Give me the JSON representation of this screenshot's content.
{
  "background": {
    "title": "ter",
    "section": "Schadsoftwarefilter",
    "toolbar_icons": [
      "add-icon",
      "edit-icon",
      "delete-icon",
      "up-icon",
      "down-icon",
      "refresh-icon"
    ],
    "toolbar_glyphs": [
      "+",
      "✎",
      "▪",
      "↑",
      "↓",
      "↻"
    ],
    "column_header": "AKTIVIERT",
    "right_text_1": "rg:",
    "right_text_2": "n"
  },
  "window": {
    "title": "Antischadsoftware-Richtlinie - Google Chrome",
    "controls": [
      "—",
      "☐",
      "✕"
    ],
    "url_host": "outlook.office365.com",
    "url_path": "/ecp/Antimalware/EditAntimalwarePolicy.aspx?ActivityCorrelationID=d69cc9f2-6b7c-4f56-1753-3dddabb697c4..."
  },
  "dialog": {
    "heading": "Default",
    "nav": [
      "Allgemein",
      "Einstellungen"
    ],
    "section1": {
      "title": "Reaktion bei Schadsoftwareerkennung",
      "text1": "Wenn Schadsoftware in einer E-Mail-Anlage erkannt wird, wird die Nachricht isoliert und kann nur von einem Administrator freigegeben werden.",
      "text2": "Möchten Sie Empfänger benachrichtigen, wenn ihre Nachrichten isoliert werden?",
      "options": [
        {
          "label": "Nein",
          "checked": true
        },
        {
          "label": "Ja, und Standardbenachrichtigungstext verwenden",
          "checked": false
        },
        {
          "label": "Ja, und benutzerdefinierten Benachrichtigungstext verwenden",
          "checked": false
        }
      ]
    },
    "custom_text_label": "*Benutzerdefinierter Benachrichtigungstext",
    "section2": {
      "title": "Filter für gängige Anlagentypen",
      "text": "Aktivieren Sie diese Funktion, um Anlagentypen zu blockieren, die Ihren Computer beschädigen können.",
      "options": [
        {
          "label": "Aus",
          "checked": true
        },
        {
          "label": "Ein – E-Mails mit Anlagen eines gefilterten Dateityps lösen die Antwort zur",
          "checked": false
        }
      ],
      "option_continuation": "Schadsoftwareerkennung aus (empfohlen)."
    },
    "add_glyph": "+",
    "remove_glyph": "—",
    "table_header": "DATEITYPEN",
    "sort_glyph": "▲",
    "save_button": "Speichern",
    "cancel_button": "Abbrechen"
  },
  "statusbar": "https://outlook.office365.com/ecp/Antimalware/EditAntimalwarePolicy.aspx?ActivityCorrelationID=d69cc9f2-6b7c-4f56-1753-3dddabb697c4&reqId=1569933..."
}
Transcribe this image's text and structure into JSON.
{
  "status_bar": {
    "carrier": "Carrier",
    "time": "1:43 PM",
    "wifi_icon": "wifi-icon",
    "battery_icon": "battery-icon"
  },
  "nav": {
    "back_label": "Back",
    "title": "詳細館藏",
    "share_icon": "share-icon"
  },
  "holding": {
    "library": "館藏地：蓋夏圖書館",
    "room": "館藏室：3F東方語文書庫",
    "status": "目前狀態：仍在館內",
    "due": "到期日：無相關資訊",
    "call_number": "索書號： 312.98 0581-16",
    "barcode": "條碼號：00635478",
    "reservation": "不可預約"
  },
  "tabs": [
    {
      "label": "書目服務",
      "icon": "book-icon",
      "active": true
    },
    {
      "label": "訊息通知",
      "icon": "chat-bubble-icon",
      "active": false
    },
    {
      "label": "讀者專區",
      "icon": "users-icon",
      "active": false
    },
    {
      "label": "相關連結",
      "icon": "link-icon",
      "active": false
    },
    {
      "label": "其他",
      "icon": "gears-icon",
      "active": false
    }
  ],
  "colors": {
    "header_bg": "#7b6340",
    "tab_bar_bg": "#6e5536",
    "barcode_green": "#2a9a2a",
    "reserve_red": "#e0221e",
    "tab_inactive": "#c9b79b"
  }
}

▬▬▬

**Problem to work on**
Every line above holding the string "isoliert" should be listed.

**Response**
      "text1": "Wenn Schadsoftware in einer E-Mail-Anlage erkannt wird, wird die Nachricht isoliert und kann nur von einem Administrator freigegeben werden.",
      "text2": "Möchten Sie Empfänger benachrichtigen, wenn ihre Nachrichten isoliert werden?",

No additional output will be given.